[DATA LISTING — start]
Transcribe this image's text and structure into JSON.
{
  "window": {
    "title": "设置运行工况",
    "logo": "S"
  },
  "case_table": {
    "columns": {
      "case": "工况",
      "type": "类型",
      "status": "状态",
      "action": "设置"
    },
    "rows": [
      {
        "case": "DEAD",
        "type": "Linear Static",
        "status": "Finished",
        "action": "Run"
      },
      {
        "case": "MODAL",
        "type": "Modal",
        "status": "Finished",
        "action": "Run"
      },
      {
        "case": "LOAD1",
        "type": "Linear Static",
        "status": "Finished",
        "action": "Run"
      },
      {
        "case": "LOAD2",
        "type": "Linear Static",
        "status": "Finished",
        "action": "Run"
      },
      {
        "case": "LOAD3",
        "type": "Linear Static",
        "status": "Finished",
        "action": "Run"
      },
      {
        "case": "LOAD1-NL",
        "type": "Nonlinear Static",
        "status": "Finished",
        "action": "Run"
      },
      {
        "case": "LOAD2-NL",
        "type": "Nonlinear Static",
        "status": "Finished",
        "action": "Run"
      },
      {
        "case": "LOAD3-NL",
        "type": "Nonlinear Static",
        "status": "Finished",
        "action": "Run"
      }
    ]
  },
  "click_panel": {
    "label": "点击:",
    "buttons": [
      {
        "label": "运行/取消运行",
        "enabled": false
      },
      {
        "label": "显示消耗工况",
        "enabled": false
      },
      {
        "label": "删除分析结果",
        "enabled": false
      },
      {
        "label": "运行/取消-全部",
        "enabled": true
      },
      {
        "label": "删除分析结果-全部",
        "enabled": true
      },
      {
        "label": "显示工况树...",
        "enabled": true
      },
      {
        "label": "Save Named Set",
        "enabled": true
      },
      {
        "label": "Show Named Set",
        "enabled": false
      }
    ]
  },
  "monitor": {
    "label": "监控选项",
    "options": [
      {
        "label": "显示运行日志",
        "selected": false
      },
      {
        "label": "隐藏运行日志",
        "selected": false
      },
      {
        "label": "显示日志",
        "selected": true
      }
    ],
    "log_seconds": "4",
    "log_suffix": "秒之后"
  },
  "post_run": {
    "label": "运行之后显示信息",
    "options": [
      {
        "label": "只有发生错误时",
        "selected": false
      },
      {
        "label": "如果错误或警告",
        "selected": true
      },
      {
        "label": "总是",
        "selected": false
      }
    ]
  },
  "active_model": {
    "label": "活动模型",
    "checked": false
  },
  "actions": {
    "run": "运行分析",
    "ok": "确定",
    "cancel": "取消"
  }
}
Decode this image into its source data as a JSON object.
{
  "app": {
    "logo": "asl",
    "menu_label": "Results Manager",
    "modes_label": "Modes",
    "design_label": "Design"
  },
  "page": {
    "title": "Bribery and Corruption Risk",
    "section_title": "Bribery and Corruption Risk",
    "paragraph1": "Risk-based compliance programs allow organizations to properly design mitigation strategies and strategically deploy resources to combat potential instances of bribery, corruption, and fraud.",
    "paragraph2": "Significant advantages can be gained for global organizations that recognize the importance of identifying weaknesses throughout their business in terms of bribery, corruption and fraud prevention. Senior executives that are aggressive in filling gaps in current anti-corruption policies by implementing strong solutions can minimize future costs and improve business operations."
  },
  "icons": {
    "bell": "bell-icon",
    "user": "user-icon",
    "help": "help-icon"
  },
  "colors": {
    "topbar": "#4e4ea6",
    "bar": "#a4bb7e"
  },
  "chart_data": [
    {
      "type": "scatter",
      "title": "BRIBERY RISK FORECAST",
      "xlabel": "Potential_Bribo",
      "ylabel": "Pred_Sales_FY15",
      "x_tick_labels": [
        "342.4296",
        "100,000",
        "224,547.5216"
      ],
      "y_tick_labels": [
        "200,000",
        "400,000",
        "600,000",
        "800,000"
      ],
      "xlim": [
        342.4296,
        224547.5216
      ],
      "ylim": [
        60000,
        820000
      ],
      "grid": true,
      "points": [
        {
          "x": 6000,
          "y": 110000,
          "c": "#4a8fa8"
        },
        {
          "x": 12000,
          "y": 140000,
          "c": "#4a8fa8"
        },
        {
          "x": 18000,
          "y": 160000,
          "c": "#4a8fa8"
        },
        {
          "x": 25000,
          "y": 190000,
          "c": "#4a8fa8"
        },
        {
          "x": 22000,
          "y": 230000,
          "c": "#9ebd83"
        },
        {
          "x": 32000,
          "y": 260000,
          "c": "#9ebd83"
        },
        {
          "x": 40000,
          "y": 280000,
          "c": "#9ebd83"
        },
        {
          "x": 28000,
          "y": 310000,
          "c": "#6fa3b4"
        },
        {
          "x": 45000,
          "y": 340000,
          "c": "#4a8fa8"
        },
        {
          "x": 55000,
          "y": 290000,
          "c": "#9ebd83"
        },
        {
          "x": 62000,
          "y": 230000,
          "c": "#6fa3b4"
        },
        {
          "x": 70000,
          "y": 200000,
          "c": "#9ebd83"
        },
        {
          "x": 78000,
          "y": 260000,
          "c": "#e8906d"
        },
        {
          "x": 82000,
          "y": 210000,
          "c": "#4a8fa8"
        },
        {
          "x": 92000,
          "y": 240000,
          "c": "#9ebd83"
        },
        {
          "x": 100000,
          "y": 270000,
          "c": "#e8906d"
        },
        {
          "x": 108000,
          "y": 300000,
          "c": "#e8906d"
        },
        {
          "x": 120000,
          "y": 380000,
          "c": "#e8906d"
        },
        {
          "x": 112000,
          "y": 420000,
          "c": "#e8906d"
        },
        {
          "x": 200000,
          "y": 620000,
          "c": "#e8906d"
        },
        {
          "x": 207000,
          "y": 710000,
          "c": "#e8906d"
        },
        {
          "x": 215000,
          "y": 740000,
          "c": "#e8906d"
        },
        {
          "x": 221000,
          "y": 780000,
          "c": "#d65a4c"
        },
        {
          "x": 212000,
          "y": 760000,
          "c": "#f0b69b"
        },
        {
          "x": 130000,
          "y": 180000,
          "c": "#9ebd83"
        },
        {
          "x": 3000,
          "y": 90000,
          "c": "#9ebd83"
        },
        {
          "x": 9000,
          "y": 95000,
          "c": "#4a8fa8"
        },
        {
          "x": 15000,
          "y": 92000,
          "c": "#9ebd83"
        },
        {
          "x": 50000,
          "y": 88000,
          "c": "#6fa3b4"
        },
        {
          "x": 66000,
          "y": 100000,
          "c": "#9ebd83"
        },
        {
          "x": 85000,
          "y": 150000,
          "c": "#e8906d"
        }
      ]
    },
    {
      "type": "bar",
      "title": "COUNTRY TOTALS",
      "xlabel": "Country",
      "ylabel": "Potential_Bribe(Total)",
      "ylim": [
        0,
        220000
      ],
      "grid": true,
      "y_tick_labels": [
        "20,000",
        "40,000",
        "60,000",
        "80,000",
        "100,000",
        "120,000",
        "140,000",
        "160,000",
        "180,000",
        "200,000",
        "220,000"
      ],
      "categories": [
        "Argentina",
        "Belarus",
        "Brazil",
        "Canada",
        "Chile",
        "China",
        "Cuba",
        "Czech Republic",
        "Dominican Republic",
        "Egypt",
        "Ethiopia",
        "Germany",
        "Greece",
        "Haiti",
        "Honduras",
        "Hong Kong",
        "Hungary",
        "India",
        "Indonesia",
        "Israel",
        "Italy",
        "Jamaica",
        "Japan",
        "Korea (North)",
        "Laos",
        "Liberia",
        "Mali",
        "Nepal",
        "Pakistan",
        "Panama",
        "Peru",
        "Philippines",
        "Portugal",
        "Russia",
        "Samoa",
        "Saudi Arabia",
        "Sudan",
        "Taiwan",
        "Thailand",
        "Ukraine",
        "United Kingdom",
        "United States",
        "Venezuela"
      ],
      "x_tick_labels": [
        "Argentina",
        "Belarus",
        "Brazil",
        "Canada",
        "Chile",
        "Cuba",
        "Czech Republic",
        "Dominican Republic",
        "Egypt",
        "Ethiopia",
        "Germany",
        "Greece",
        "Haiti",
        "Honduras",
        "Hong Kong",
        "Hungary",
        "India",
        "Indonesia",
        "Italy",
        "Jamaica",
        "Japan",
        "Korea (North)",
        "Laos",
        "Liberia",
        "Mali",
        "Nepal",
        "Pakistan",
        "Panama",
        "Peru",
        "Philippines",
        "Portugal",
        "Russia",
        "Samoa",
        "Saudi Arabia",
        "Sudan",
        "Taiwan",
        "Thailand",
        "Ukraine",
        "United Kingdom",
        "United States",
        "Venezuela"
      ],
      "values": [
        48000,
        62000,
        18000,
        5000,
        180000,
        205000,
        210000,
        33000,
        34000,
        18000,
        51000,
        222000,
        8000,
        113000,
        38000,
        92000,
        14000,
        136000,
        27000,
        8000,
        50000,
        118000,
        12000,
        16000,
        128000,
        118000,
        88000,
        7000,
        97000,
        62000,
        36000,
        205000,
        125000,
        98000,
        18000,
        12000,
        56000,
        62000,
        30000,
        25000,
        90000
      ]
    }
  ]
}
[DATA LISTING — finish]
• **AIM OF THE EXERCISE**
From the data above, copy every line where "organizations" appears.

• **TASK SOLUTION**
    "paragraph1": "Risk-based compliance programs allow organizations to properly design mitigation strategies and strategically deploy resources to combat potential instances of bribery, corruption, and fraud.",
    "paragraph2": "Significant advantages can be gained for global organizations that recognize the importance of identifying weaknesses throughout their business in terms of bribery, corruption and fraud prevention. Senior executives that are aggressive in filling gaps in current anti-corruption policies by implementing strong solutions can minimize future costs and improve business operations."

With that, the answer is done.